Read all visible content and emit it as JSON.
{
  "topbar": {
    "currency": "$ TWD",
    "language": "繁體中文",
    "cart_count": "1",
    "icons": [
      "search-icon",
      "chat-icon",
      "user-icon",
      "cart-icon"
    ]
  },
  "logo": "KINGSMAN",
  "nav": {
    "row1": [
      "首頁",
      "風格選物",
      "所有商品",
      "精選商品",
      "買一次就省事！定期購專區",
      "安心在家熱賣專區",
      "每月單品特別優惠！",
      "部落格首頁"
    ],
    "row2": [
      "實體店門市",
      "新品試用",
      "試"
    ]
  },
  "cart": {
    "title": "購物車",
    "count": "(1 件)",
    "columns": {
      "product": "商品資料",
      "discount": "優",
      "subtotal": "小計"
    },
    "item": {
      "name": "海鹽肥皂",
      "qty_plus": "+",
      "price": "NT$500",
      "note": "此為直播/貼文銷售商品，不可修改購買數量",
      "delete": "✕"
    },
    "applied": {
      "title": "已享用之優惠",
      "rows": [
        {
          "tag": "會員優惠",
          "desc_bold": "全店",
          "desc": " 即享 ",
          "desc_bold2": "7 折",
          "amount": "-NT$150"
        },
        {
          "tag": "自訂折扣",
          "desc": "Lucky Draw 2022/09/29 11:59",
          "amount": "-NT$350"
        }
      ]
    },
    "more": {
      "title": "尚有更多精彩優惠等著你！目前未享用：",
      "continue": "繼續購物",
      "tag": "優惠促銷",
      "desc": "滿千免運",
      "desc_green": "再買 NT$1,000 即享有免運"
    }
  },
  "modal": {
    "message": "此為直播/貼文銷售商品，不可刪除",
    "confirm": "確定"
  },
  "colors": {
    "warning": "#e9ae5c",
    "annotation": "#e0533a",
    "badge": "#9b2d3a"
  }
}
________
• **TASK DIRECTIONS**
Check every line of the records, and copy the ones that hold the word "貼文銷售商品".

• **TASK ANSWER**
      "note": "此為直播/貼文銷售商品，不可修改購買數量",
    "message": "此為直播/貼文銷售商品，不可刪除",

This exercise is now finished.